Perhaps serendipitously, Matthew Sleeth’s book “24/6” arrived in the mail a day after I received a warning from a police officer for speeding.  If my run-in with the law hinted that I needed to “slow down,” then Sleeth’s latest book certainly drove home the point. A blessed punctuation.

For years, I’ve taught my students about the liabilities of sleep deprivation, pointing out that college students are the most sleep deprived people in America, and sharing how improving my sleep habits had dramatically improved my academic performance in college and helped me discover some of my best abilities.  24/6 elaborates a similar wisdom, but with deep roots in a communal and relational Christian vision that eschews self-help simply to achieve self-mastery — rather, Dr. Sleeth’s prescription of 24/6 beckons us to physical and spiritual wholeness.

One part sabbath reflection, and one part life and health guide, Sleeth diagnoses our cultural ailment and illuminates its importance through revealing stories from his work as a doctor.  A God-centered prescription that is good for body and soul, 24/6 is also a challenge to the non-stop cultural patterns that drive us. If Lent is partly a time of giving up things that otherwise occupy our devotions, so that we can be more open to and receiving of God, then reading 24/6 makes an ideal Lenten discipline.

For more information about 24/6 and how to order, clickhere.

Dr. Hitzhusen is the OFSC Board Chair and is a Lecturer in the School of Environment and Natural Resources at The Ohio State University where his work and research center on the intersection of faith and the environment and developing partnerships between scientific and religious communities.

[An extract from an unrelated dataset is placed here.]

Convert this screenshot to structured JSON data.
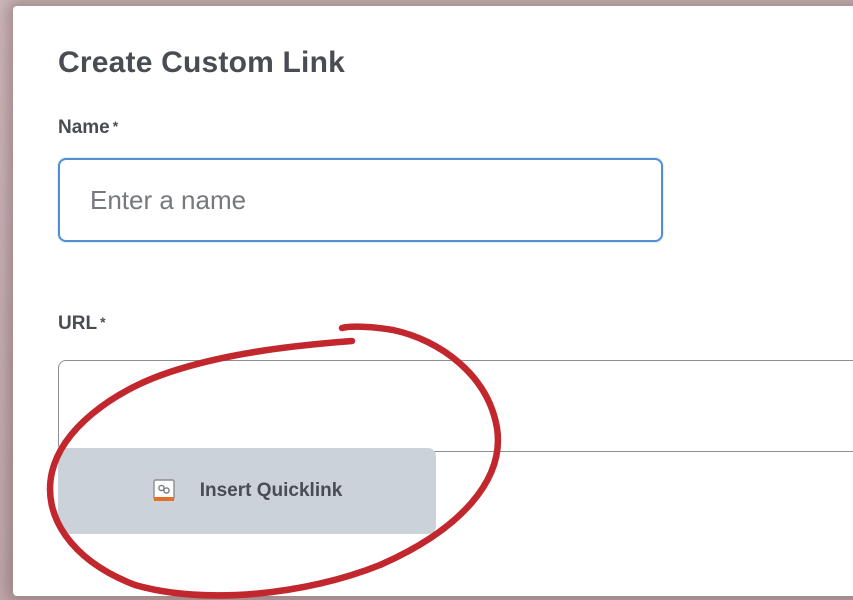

Do you know other Lenten resources that focus on sustainability and creation care to recommend to others? Thanks for sharing!